## [TASK PROMPT]
From the entries, copy every line that carries the string "name".
:::::
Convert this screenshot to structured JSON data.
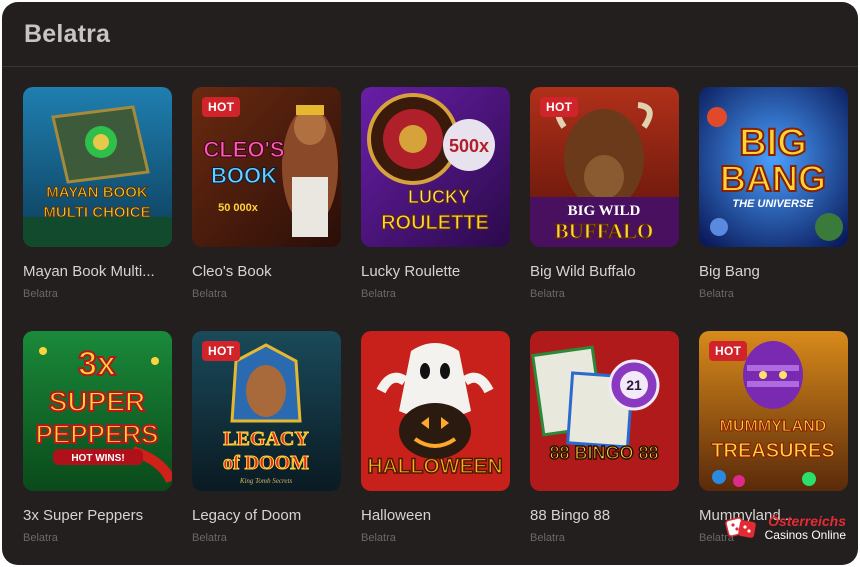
{
  "section": {
    "title": "Belatra"
  },
  "hot_label": "HOT",
  "games": [
    {
      "name": "Mayan Book Multi...",
      "provider": "Belatra",
      "hot": false,
      "art_text": [
        "MAYAN BOOK",
        "MULTI CHOICE"
      ]
    },
    {
      "name": "Cleo's Book",
      "provider": "Belatra",
      "hot": true,
      "art_text": [
        "CLEO'S",
        "BOOK",
        "50 000x"
      ]
    },
    {
      "name": "Lucky Roulette",
      "provider": "Belatra",
      "hot": false,
      "art_text": [
        "LUCKY",
        "ROULETTE",
        "500x"
      ]
    },
    {
      "name": "Big Wild Buffalo",
      "provider": "Belatra",
      "hot": true,
      "art_text": [
        "BIG WILD",
        "BUFFALO"
      ]
    },
    {
      "name": "Big Bang",
      "provider": "Belatra",
      "hot": false,
      "art_text": [
        "BIG",
        "BANG",
        "THE UNIVERSE"
      ]
    },
    {
      "name": "3x Super Peppers",
      "provider": "Belatra",
      "hot": false,
      "art_text": [
        "3x",
        "SUPER",
        "PEPPERS",
        "HOT WINS!"
      ]
    },
    {
      "name": "Legacy of Doom",
      "provider": "Belatra",
      "hot": true,
      "art_text": [
        "LEGACY",
        "of DOOM",
        "King Tomb Secrets"
      ]
    },
    {
      "name": "Halloween",
      "provider": "Belatra",
      "hot": false,
      "art_text": [
        "HALLOWEEN"
      ]
    },
    {
      "name": "88 Bingo 88",
      "provider": "Belatra",
      "hot": false,
      "art_text": [
        "88 BINGO 88",
        "21"
      ]
    },
    {
      "name": "Mummyland...",
      "provider": "Belatra",
      "hot": true,
      "art_text": [
        "MUMMYLAND",
        "TREASURES"
      ]
    }
  ],
  "watermark": {
    "line1": "Österreichs",
    "line2": "Casinos Online"
  },
  "colors": {
    "background": "#231f1e",
    "hot_badge": "#d1232a",
    "title": "#c9c4c1",
    "watermark_red": "#e32b33"
  }
}
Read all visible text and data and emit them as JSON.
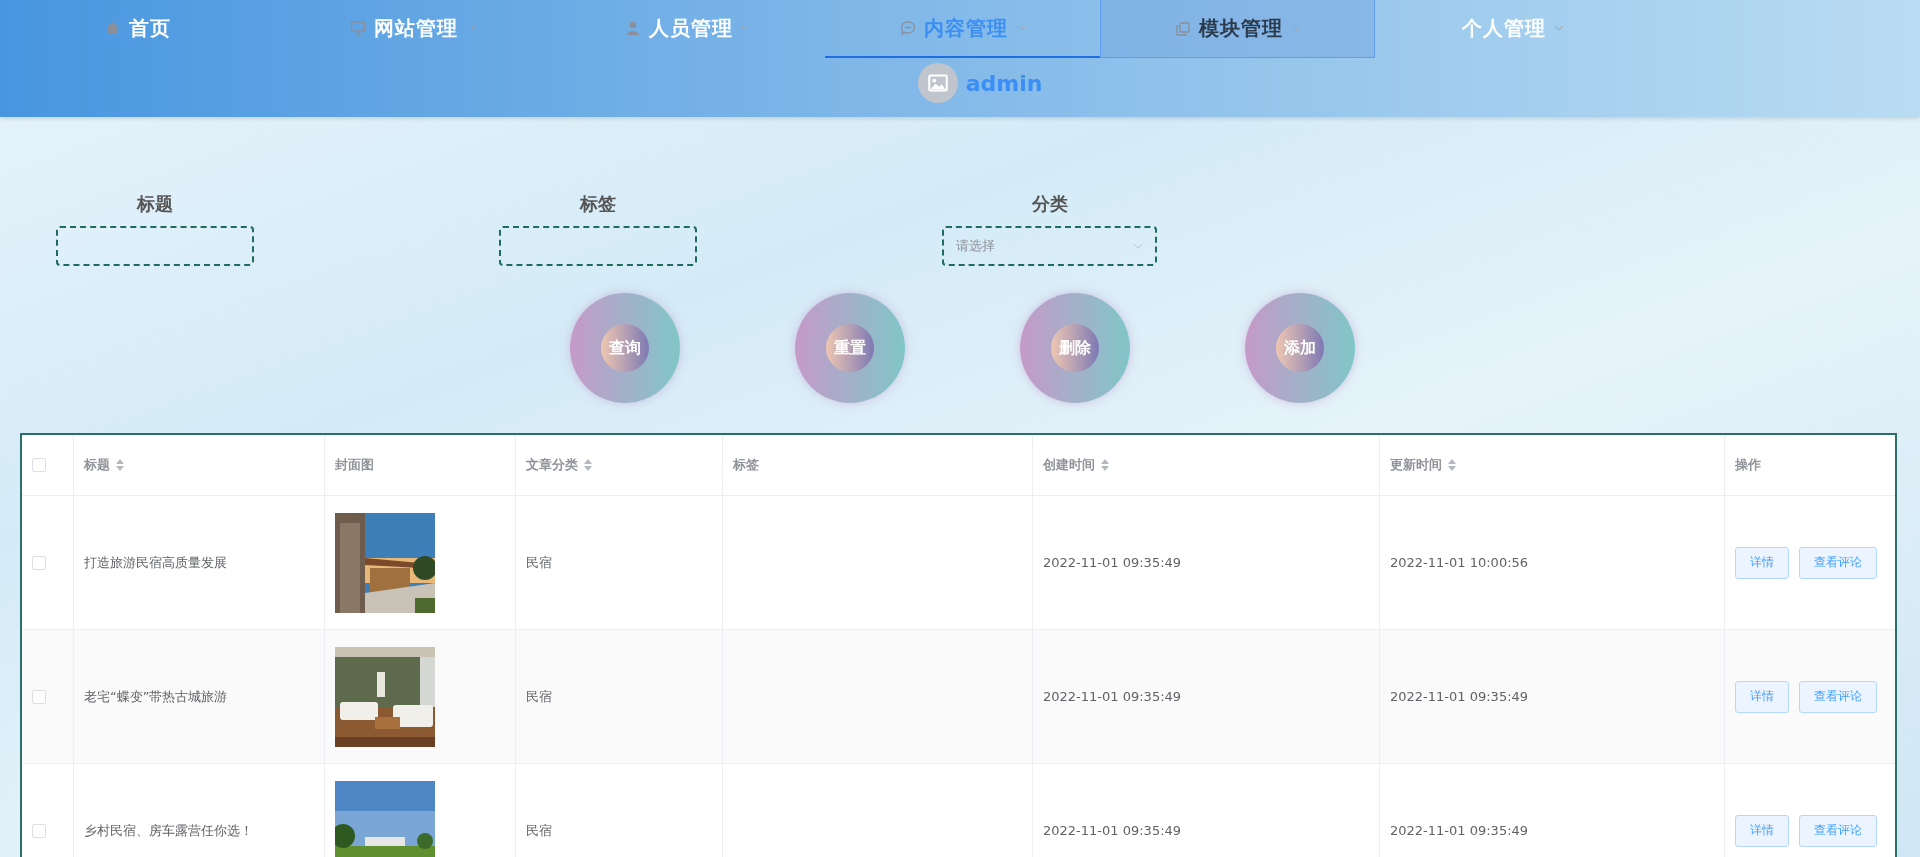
{
  "nav": {
    "items": [
      {
        "label": "首页",
        "dropdown": false,
        "selected": false,
        "hovered": false
      },
      {
        "label": "网站管理",
        "dropdown": true,
        "selected": false,
        "hovered": false
      },
      {
        "label": "人员管理",
        "dropdown": true,
        "selected": false,
        "hovered": false
      },
      {
        "label": "内容管理",
        "dropdown": true,
        "selected": true,
        "hovered": false
      },
      {
        "label": "模块管理",
        "dropdown": true,
        "selected": false,
        "hovered": true
      },
      {
        "label": "个人管理",
        "dropdown": true,
        "selected": false,
        "hovered": false
      }
    ],
    "user": {
      "name": "admin"
    }
  },
  "filters": [
    {
      "label": "标题",
      "kind": "input"
    },
    {
      "label": "标签",
      "kind": "input"
    },
    {
      "label": "分类",
      "kind": "select",
      "placeholder": "请选择"
    }
  ],
  "buttons": [
    "查询",
    "重置",
    "删除",
    "添加"
  ],
  "table": {
    "columns": [
      {
        "kind": "checkbox",
        "checked": false
      },
      {
        "label": "标题",
        "sortable": true
      },
      {
        "label": "封面图",
        "sortable": false
      },
      {
        "label": "文章分类",
        "sortable": true
      },
      {
        "label": "标签",
        "sortable": false
      },
      {
        "label": "创建时间",
        "sortable": true
      },
      {
        "label": "更新时间",
        "sortable": true
      },
      {
        "label": "操作",
        "sortable": false
      }
    ],
    "rows": [
      {
        "checked": false,
        "title": "打造旅游民宿高质量发展",
        "cover": {
          "kind": "picture"
        },
        "category": "民宿",
        "created": "2022-11-01 09:35:49",
        "updated": "2022-11-01 10:00:56",
        "actions": [
          "详情",
          "查看评论"
        ]
      },
      {
        "checked": false,
        "title": "老宅“蝶变”带热古城旅游",
        "cover": {
          "kind": "picture"
        },
        "category": "民宿",
        "created": "2022-11-01 09:35:49",
        "updated": "2022-11-01 09:35:49",
        "actions": [
          "详情",
          "查看评论"
        ]
      },
      {
        "checked": false,
        "title": "乡村民宿、房车露营任你选！",
        "cover": {
          "kind": "picture"
        },
        "category": "民宿",
        "created": "2022-11-01 09:35:49",
        "updated": "2022-11-01 09:35:49",
        "actions": [
          "详情",
          "查看评论"
        ]
      }
    ]
  }
}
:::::
## [RESPONSE AREA]
      "name": "Mayan Book Multi...",
      "name": "Cleo's Book",
      "name": "Lucky Roulette",
      "name": "Big Wild Buffalo",
      "name": "Big Bang",
      "name": "3x Super Peppers",
      "name": "Legacy of Doom",
      "name": "Halloween",
      "name": "88 Bingo 88",
      "name": "Mummyland...",
      "name": "admin"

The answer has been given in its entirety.